But the language used to describe food can have a positive effect, says Wansink, whose most recent study found that pre-school children ate twice as much vegetables when the produce were given names such as 'Dinosaur Broccoli Trees' and 'Tomato Bursts'. Similarly with adults, the resultant feelings of satisfaction and satiety with our meals can be managed by consciously forming these expectations ourselves at home.
"[W]e taste what we expect we'll taste," writes Wansink, so he suggests describing the food you prepare yourself with positive, evocative terms and creating a special atmosphere, for instance, by using pretty dinnerware or linens (138). Presumably, this strategy should make even a small portion feel super-sized. Does it work? Perhaps you can tell me with the recipe below . . .
Please join me and Joie de Vivre again next Friday as we continue our discussion of this fascinating book!
[**For an excellent study on the power of language, I recommend the PBS Frontline documentary, The Persuaders, which examines how marketers, advertisers, pollsters and pundits skillfully manipulate words and phrases to influence public and personal opinions]
A Stew by Any Another Name . . .
I refer to this simply as the 'bean dish', whose interchangeable primary ingredients - beans, meat, seasonings - make it a dependable regular in our dinner rotation. We've always enjoyed it, generic name and all, but I must admit that calling it a 'cassoulet' (though it barely qualifies as such) gives it a certain Gallic flair. Bon appétit!
A Humble Sausage and White Bean Stew
1 Tbsp grapeseed or canola oil
1 cup red onions, diced (about 1/2 large onion)
1 clove garlic, minced
10 oz chorizo* sausage (approx. 3 links, casings removed)
1 (15 oz) can white** beans such as cannellini or Great Northern, rinsed
1 (15 oz) can diced tomatoes
1/2 tsp ground chipotle pepper***
1/2 tsp oregano***
Feel free to change up the meats, beans, and flavorings! Some suggestions:
* Italian sausage, ground lamb
** black beans, red kidney, black-eyed peas
*** Italian, Greek, Indian seasonings and spices
1. Heat oil in a fry or sauté pan then add garlic and onions and sauté until soft;
2. Add chorizo, breaking it into small pieces, and sauté until cooked through;
3. Add beans and diced tomatoes and bring to a low simmer;
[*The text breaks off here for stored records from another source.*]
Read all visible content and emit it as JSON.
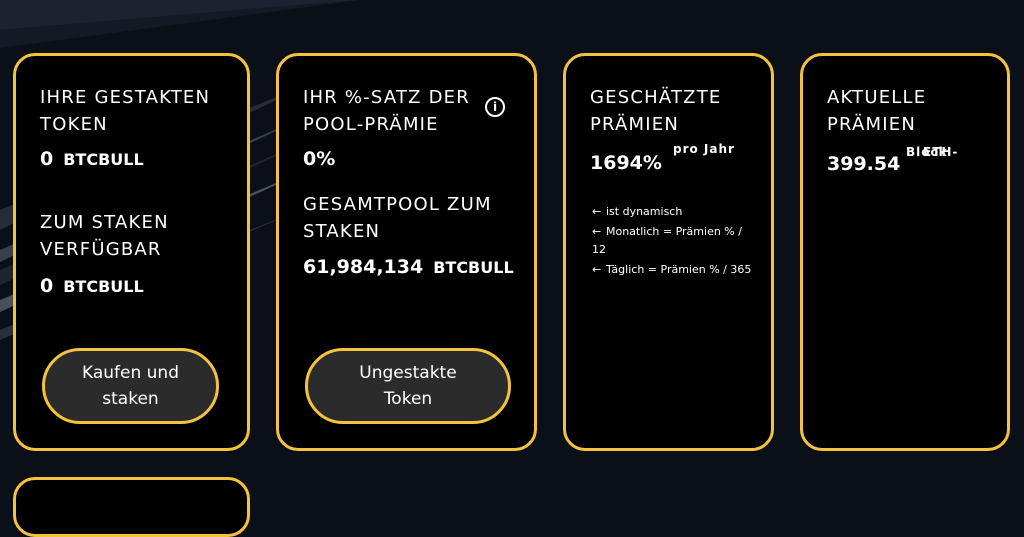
{
  "cards": {
    "staked": {
      "title": "IHRE GESTAKTEN TOKEN",
      "amount": "0",
      "unit": "BTCBULL",
      "available_title": "ZUM STAKEN VERFÜGBAR",
      "available_amount": "0",
      "available_unit": "BTCBULL",
      "button_label": "Kaufen und staken"
    },
    "pool": {
      "title": "IHR %-SATZ DER POOL-PRÄMIE",
      "info_glyph": "i",
      "percent": "0%",
      "total_title": "GESAMTPOOL ZUM STAKEN",
      "total_amount": "61,984,134",
      "total_unit": "BTCBULL",
      "button_label": "Ungestakte Token"
    },
    "estimated": {
      "title": "GESCHÄTZTE PRÄMIEN",
      "percent": "1694%",
      "per_year": "pro Jahr",
      "notes": [
        "ist dynamisch",
        "Monatlich = Prämien % / 12",
        "Täglich = Prämien % / 365"
      ],
      "arrow": "←"
    },
    "current": {
      "title": "AKTUELLE PRÄMIEN",
      "amount": "399.54",
      "unit_overlap_a": "Block",
      "unit_overlap_b": "ETH-"
    }
  },
  "colors": {
    "accent": "#f4c33d",
    "background": "#0b0f18",
    "card": "#000000",
    "button": "#2b2b2b"
  }
}
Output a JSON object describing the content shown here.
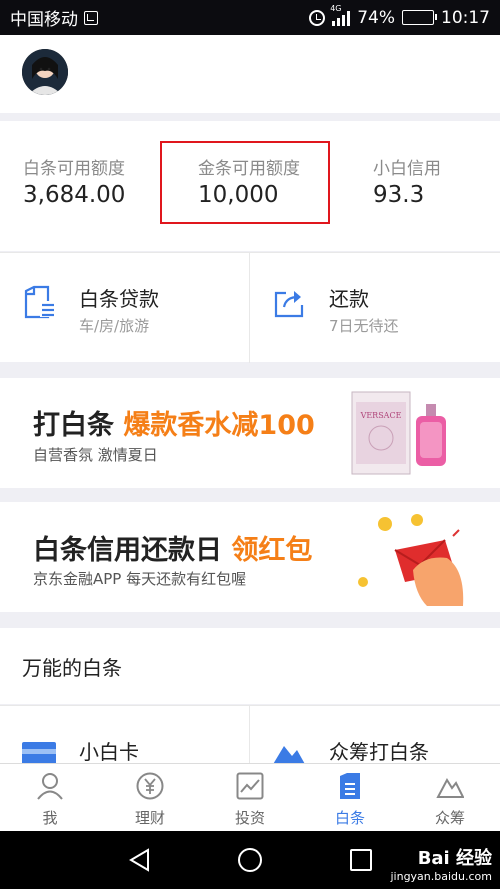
{
  "status_bar": {
    "carrier": "中国移动",
    "network": "4G",
    "battery": "74%",
    "battery_level": 0.74,
    "time": "10:17"
  },
  "credit": {
    "items": [
      {
        "label": "白条可用额度",
        "value": "3,684.00"
      },
      {
        "label": "金条可用额度",
        "value": "10,000"
      },
      {
        "label": "小白信用",
        "value": "93.3"
      }
    ],
    "highlight_color": "#e0161d"
  },
  "services": [
    {
      "title": "白条贷款",
      "sub": "车/房/旅游",
      "icon": "document-icon"
    },
    {
      "title": "还款",
      "sub": "7日无待还",
      "icon": "share-icon"
    }
  ],
  "banners": [
    {
      "headline": "打白条 ",
      "highlight": "爆款香水减100",
      "tagline": "自营香氛 激情夏日",
      "image_text": "VERSACE"
    },
    {
      "headline": "白条信用还款日 ",
      "highlight": "领红包",
      "tagline": "京东金融APP  每天还款有红包喔"
    }
  ],
  "section": {
    "title": "万能的白条",
    "items": [
      {
        "title": "小白卡",
        "icon": "card-icon"
      },
      {
        "title": "众筹打白条",
        "icon": "mountain-icon"
      }
    ]
  },
  "tabs": [
    {
      "label": "我",
      "icon": "person-icon"
    },
    {
      "label": "理财",
      "icon": "yen-icon"
    },
    {
      "label": "投资",
      "icon": "chart-icon"
    },
    {
      "label": "白条",
      "icon": "ious-icon",
      "active": true
    },
    {
      "label": "众筹",
      "icon": "mountain-icon"
    }
  ],
  "watermark": {
    "brand": "Bai 经验",
    "url": "jingyan.baidu.com"
  },
  "colors": {
    "accent": "#3b7be5",
    "orange": "#f57f17",
    "highlight": "#e0161d"
  }
}
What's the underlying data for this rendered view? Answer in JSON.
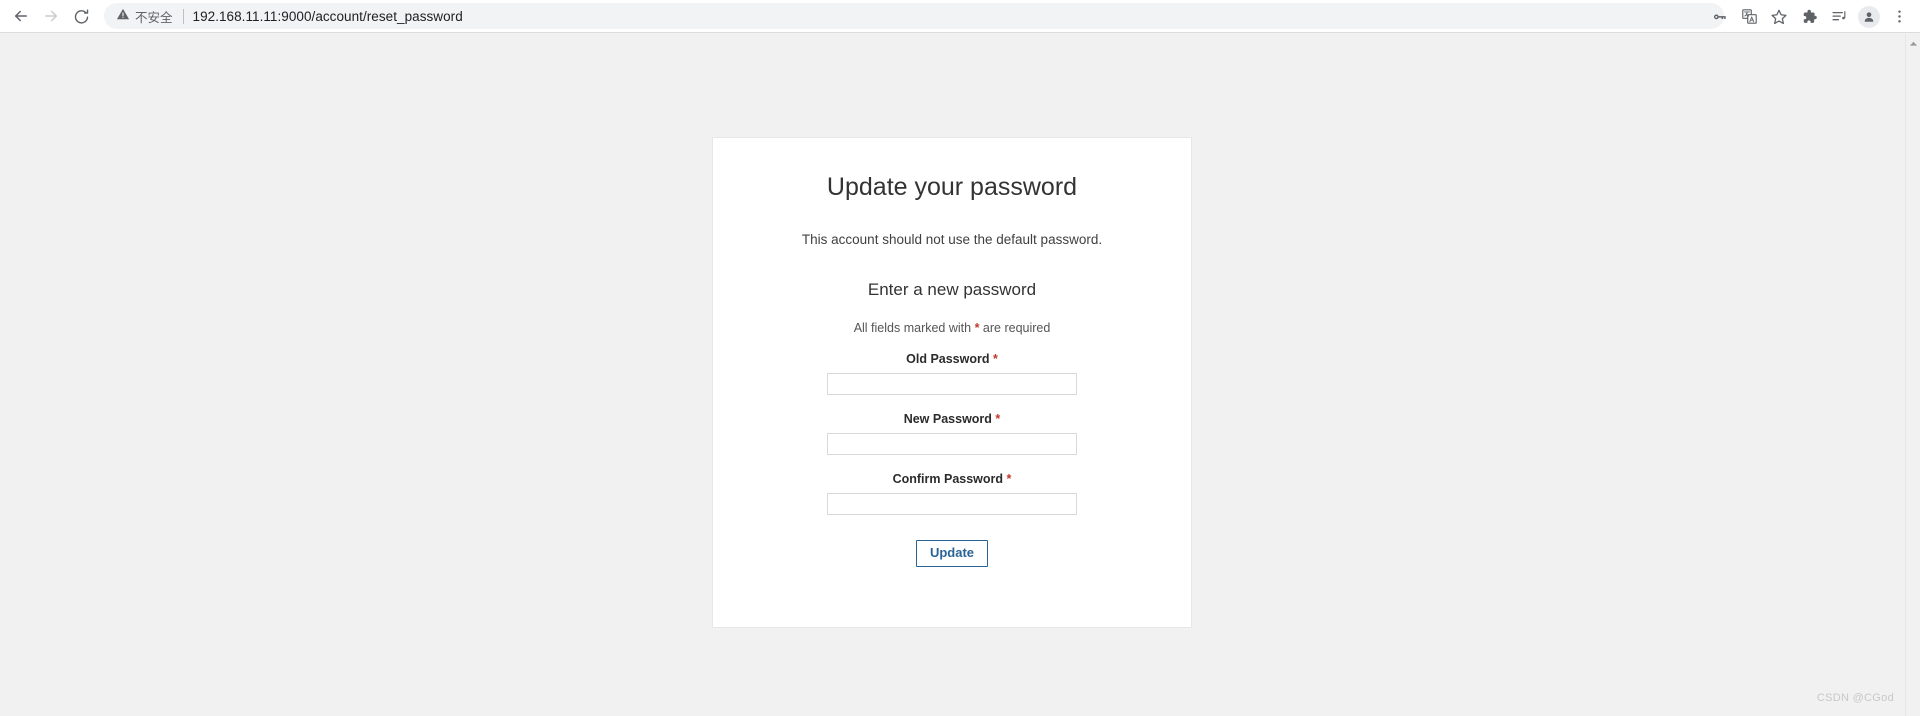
{
  "browser": {
    "nav": {
      "back_icon": "back-arrow-icon",
      "forward_icon": "forward-arrow-icon",
      "reload_icon": "reload-icon"
    },
    "omnibox": {
      "security_icon": "warning-triangle-icon",
      "security_label": "不安全",
      "url": "192.168.11.11:9000/account/reset_password"
    },
    "toolbar_icons": [
      {
        "name": "password-manager-icon",
        "glyph": "key-icon"
      },
      {
        "name": "translate-icon",
        "glyph": "translate-icon"
      },
      {
        "name": "bookmark-star-icon",
        "glyph": "star-icon"
      },
      {
        "name": "extensions-icon",
        "glyph": "puzzle-icon"
      },
      {
        "name": "reading-list-icon",
        "glyph": "list-music-icon"
      },
      {
        "name": "profile-avatar",
        "glyph": "person-icon"
      },
      {
        "name": "chrome-menu-icon",
        "glyph": "three-dots-icon"
      }
    ]
  },
  "page": {
    "title": "Update your password",
    "subtitle": "This account should not use the default password.",
    "form_heading": "Enter a new password",
    "required_note_before": "All fields marked with ",
    "required_note_star": "*",
    "required_note_after": " are required",
    "fields": [
      {
        "label": "Old Password",
        "required_marker": "*",
        "value": "",
        "placeholder": "",
        "name": "old-password-input"
      },
      {
        "label": "New Password",
        "required_marker": "*",
        "value": "",
        "placeholder": "",
        "name": "new-password-input"
      },
      {
        "label": "Confirm Password",
        "required_marker": "*",
        "value": "",
        "placeholder": "",
        "name": "confirm-password-input"
      }
    ],
    "submit_label": "Update"
  },
  "watermark": "CSDN @CGod",
  "colors": {
    "accent_blue": "#2a6496",
    "required_red": "#c0392b",
    "page_background": "#f1f1f1",
    "card_background": "#ffffff",
    "omnibox_background": "#f1f3f4"
  }
}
4. Add chipotle pepper and oregano and continue on a low simmer for 10-15 minutes, partially covered, and stirring occasionally;
5. Remove from heat and serve over rice or, as a stew, with a rustic bread.